The Murder at the Vicarage

The Murder at the Vicarage - Agatha Christie I am a huge fan of Agatha Christie, in particular the Poirot novels and stories, and it goes without saying that she was, and still is, the grand master of the art of the puzzle mystery. Each story and crime made up of interlocking events, motives and clues, all combining by the end into a finished tapestry with no loose ends or threads of any kind.

Where Christie really excelled however was in building these puzzles out of very real, living, breathing people, each of which a study in character whose story is fascinating and unique, some exotic, some exciting in richness of their very banality.

This was the first Miss Marple mystery I have read, and it was a shining example of exactly the sort of thing she was best at. A small village, teeming with entertaining characters, an interesting and very relatable narrator, an intricate and well written murder at the center - and of course, Marple herself. A marvelous old biddy with an eye for detail as sharp as Poirot or Holmes, a mind like a steel trap and an excellently dry sense of humour.
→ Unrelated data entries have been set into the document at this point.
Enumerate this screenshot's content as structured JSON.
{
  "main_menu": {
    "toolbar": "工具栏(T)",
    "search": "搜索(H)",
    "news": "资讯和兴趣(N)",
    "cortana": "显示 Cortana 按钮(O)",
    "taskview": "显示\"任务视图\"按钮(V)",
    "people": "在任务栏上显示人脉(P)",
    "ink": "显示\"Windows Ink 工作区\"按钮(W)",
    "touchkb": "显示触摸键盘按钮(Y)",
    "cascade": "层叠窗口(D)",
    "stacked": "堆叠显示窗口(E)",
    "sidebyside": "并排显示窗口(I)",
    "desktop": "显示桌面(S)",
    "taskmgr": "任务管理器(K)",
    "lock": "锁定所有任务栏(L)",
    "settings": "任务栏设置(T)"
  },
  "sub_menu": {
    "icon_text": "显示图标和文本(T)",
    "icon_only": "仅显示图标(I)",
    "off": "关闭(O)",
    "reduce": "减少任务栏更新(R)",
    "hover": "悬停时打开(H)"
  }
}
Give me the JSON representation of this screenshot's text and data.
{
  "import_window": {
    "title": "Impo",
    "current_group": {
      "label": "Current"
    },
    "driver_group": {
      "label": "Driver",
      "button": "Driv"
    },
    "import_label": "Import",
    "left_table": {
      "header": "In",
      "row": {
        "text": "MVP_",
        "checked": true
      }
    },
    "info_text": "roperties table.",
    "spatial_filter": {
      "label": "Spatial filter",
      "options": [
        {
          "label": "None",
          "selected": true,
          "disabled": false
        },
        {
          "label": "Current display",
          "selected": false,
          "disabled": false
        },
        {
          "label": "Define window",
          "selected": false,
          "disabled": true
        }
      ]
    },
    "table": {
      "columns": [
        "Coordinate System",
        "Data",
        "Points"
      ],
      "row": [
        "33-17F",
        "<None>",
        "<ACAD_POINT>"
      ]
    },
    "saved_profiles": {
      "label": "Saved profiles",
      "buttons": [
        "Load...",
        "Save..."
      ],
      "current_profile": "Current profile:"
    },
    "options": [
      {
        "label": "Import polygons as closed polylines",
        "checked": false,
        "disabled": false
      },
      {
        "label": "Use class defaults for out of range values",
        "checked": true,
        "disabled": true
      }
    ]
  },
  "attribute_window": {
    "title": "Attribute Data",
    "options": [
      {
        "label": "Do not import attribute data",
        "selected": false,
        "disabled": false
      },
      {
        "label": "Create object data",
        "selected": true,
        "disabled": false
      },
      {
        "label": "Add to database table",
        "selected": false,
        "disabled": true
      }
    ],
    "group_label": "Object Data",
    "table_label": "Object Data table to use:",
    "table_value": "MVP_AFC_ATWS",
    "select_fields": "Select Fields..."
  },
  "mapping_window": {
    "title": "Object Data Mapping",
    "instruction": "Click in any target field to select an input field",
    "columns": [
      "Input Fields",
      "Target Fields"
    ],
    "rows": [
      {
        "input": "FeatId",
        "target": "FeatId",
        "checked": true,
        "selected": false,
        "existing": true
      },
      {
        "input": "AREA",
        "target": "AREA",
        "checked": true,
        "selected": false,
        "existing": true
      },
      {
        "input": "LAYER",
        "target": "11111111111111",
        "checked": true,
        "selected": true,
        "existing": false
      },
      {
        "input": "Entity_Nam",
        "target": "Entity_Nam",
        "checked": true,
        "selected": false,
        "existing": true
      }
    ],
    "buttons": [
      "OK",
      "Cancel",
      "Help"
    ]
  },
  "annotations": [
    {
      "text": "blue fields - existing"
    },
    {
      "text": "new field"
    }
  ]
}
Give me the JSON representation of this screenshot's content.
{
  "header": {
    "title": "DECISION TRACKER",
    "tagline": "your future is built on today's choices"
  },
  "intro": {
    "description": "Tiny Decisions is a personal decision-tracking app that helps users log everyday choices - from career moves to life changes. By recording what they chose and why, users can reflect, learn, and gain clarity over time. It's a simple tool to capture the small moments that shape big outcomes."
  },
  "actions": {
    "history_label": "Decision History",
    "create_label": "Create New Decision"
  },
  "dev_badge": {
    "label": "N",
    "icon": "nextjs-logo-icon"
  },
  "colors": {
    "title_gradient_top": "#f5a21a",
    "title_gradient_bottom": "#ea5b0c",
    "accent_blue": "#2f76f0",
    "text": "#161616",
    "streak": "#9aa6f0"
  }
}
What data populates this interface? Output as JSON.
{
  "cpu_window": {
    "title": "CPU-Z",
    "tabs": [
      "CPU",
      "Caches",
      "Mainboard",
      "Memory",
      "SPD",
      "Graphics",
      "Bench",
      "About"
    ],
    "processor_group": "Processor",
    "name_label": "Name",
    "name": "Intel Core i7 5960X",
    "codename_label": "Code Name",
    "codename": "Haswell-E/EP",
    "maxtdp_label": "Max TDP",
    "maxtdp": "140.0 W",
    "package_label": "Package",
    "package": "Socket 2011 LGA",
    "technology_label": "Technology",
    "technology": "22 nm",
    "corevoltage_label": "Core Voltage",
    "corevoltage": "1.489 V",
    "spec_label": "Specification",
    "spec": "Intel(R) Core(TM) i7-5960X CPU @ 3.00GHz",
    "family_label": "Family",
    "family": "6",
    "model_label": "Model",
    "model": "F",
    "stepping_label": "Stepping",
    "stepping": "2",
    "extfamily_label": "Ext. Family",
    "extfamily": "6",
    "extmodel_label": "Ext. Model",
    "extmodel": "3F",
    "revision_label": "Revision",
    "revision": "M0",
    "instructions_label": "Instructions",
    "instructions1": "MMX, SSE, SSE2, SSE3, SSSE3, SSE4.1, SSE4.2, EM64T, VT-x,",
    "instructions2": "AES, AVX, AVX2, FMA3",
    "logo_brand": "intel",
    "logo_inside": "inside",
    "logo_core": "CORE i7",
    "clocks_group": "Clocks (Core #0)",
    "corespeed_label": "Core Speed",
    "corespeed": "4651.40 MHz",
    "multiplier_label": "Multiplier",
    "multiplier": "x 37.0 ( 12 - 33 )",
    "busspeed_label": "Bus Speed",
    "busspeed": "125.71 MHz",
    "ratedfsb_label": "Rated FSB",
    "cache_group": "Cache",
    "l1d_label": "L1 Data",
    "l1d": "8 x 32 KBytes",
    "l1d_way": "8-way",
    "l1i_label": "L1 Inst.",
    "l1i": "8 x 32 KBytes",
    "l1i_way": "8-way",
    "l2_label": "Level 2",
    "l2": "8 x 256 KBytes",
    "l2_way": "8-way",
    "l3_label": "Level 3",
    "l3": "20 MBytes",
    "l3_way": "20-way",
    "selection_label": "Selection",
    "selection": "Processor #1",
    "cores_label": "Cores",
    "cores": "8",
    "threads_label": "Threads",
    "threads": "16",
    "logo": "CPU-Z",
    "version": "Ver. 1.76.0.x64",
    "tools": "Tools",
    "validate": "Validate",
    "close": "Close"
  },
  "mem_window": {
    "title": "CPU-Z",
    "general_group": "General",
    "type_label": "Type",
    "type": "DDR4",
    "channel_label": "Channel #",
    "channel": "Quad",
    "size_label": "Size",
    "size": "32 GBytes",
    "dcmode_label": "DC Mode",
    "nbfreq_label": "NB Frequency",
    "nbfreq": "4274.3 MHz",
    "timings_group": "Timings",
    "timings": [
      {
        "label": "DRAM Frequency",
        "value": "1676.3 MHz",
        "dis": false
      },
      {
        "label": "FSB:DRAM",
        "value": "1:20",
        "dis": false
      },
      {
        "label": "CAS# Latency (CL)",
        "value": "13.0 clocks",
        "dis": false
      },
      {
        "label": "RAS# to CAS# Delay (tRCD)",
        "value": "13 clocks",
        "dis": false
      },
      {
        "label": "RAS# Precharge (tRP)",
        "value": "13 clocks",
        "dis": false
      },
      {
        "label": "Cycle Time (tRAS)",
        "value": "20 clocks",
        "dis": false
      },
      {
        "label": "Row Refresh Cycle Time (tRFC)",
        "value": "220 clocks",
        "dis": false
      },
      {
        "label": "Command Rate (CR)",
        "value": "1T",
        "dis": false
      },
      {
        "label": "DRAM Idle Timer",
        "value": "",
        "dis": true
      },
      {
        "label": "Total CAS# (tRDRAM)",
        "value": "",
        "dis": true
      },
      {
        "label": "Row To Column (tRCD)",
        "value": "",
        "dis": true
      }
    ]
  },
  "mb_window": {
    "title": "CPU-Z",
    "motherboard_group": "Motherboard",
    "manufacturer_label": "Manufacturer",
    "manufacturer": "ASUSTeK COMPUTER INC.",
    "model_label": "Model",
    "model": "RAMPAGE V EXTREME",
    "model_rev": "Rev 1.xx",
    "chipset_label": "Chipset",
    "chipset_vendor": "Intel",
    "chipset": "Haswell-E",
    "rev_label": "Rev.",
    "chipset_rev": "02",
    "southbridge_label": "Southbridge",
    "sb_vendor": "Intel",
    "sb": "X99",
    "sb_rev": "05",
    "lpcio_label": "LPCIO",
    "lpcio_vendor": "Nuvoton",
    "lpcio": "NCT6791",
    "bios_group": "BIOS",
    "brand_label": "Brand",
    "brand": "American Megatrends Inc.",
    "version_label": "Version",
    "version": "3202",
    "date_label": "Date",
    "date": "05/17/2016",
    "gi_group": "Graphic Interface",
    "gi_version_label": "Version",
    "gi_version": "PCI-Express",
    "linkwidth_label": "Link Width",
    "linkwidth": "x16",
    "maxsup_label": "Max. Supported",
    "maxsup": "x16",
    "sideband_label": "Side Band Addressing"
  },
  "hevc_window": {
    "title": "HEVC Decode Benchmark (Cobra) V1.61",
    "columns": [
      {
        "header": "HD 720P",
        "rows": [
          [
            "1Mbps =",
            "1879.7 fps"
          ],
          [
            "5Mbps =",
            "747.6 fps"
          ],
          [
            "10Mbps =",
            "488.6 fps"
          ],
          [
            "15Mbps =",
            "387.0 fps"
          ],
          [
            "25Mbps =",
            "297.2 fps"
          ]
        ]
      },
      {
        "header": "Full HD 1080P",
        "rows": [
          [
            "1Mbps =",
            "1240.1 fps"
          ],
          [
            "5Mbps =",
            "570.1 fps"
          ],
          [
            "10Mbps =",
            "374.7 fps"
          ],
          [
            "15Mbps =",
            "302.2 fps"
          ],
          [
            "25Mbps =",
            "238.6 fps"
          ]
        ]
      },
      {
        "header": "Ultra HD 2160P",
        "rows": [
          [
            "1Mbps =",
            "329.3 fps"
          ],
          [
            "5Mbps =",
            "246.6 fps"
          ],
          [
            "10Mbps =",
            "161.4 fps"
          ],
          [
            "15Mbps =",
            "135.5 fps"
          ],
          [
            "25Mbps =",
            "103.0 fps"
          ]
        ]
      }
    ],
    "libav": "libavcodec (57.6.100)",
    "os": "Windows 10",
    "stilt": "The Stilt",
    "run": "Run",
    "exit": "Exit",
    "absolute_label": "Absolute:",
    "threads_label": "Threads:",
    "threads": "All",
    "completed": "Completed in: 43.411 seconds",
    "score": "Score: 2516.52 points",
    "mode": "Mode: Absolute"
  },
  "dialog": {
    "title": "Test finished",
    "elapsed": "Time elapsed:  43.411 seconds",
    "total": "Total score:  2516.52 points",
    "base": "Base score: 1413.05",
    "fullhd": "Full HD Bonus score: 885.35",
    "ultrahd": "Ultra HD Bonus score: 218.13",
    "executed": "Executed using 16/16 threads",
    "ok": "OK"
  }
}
There is a reason that Christie ranks high even now amongst fan of crime fiction, and that her books, some 80 years or more after publication, remaining best sellers. Plain and simply, she was, and still is, an entirely entertaining storyteller.